Américo Paredes (1915-1999) was a folklorist, scholar, and professor at the University of Texas at Austin who is widely acknowledged as one of the founding scholars of Chicano Studies. Born in Brownsville, Texas, along the southern U.S.-Mexico Border, Paredes grew up between two worlds—one written about in books, the other sung about in ballads and narrated in folktales. After service in World War II, Paredes entered the University of Texas at Austin, where he completed his Ph.D. in 1956. With the publication of his dissertation, “With His Pistol in His Hand”: A Border Ballad and Its Hero in 1958, Paredes soon emerged as a challenger to the status quo. His book questioned the mythic nature of the Texas Rangers and provided an alternative counter-cultural narrative to the existing traditional narratives of Walter Prescott Webb and J. Frank Dobie. For the next forty years Paredes was a brilliant teacher and prolific writer who championed the preservation of border culture and history. He was a soft-spoken, at times temperamental, yet fearless professor. In 1970 he co-founded the Center for Mexican American Studies at the University of Texas at Austin and is credited with introducing the concept of Greater Mexico, decades before its wider acceptance today among transnationalist scholars. He received numerous awards, including La Orden del Aguila Azteca, Mexico’s most prestigious service award to a foreigner. Manuel F. Medrano interviewed Paredes over a five-year period before Paredes’ death in 1999, and also interviewed his family and colleagues. For many Mexican Americans, Paredes’ historical legacy is that he raised, carried, and defended their cultural flag with a dignity that both friends and foes respected.

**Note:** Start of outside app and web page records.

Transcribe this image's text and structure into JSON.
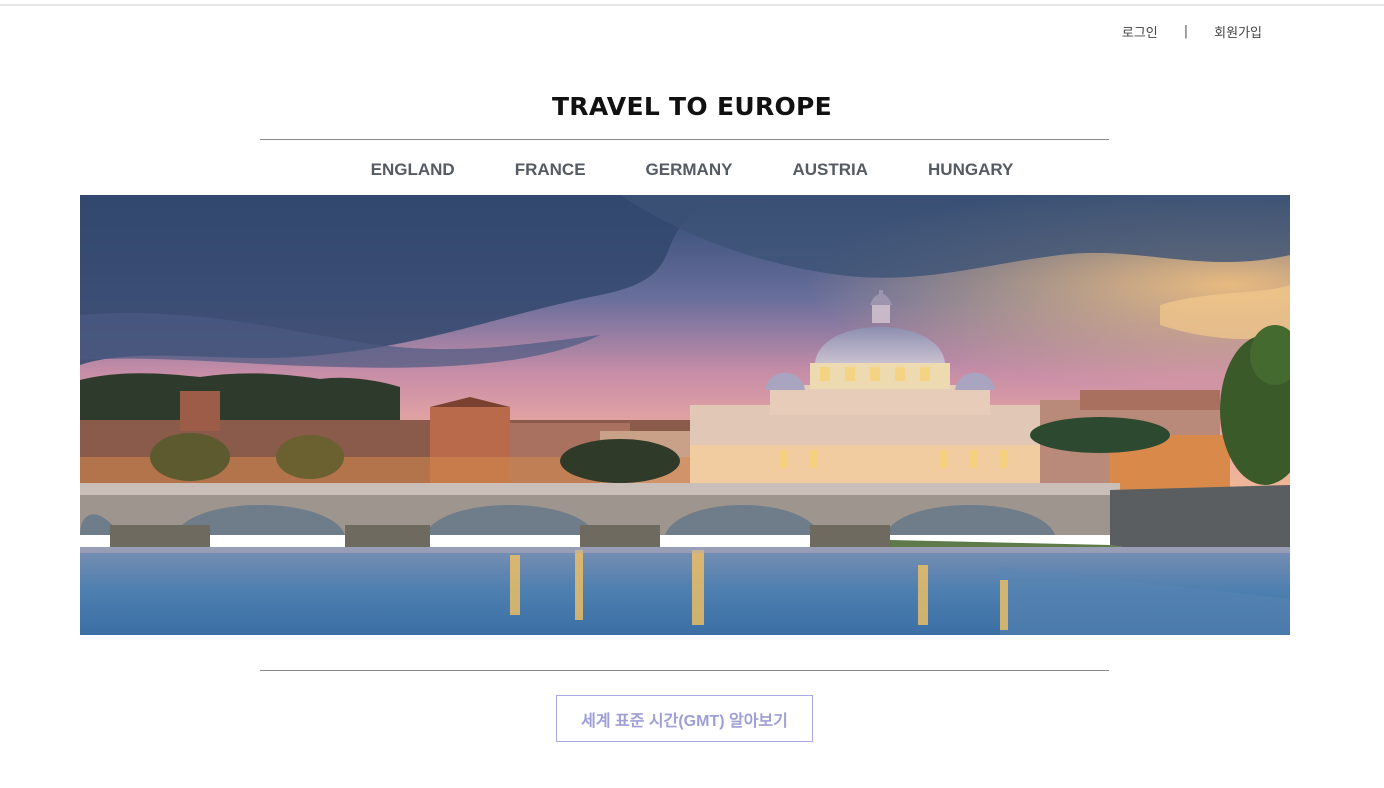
{
  "header": {
    "login_label": "로그인",
    "separator": "|",
    "signup_label": "회원가입"
  },
  "site": {
    "title": "TRAVEL TO EUROPE"
  },
  "nav": {
    "items": [
      {
        "label": "ENGLAND"
      },
      {
        "label": "FRANCE"
      },
      {
        "label": "GERMANY"
      },
      {
        "label": "AUSTRIA"
      },
      {
        "label": "HUNGARY"
      }
    ]
  },
  "hero": {
    "image_icon": "rome-vatican-sunset-photo"
  },
  "footer": {
    "gmt_button_label": "세계 표준 시간(GMT) 알아보기"
  },
  "colors": {
    "nav_text": "#555a63",
    "rule": "#8a8a8a",
    "gmt_button_border": "#a9a9e4",
    "gmt_button_text": "#9e9ed8"
  }
}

A Self-Instructional Approach for Teachers and Clinicians
This 22-chapter text explores the structure of language and the meaning of words within a given structure. The text/workbook combination gives students both the theory and practice they need to understand this complex topic.
A Woman's Education in the Shadow of the Maquiladoras
This ethnographic case study provides a personal view of a maquiladora worker’s struggles with factory labor conditions, poverty, and violence as she journeys toward education, financial opportunity, and, ultimately, empowerment.
Teacher of Weird Abundance
A Pulitzer Prize–winning poet who confessed the unrelenting anguish of addiction and depression, Anne Sexton (1928–1974) was also a dedicated teacher. In this book, Paula M. Salvio opens up Sexton’s classroom, uncovering a teacher who willfully demonstrated that the personal could also be plural. Looking at how Sexton framed and used the personal in teaching and learning, Salvio considers the extent to which our histories—both personal and social—exert their influence on teaching. In doing so, she situates the teaching life of Anne Sexton at the center of some of the key problems and questions in feminist teaching: navigating the appropriate distance between teacher and student, the relationship between writer and poetic subject, and the relationship between emotional life and knowledge. Examining Sexton’s pedagogy, with its “weird abundance” of tactics and strategies, Salvio argues that Sexton’s use of the autobiographical “I” is as much a literary identity as a literal identity, one that can speak with great force to educators who recognize its vital role in the humanities classroom.
Offers discussion and examples of how white scholars can use anti-racist scholarship as part of the long-term civil rights struggle to create real equality in the United States. Most would agree that racism is a moral and spiritual violation of the human spirit and the human community and one of the most destructive social problems in the United States. In this thought-provoking and challenging book, Scheurich contends that white racism is interwoven within social science research, social institutions such as public education, and society in general, directly destroying any legitimate claim to democracy. This volume offers discussions and examples of how white scholars can use anti-racist scholarship as part of the long-term civil rights struggle to create real equality in the United States. Other scholars, who both agree and disagree with Scheurich’s perspective, contribute to the volume.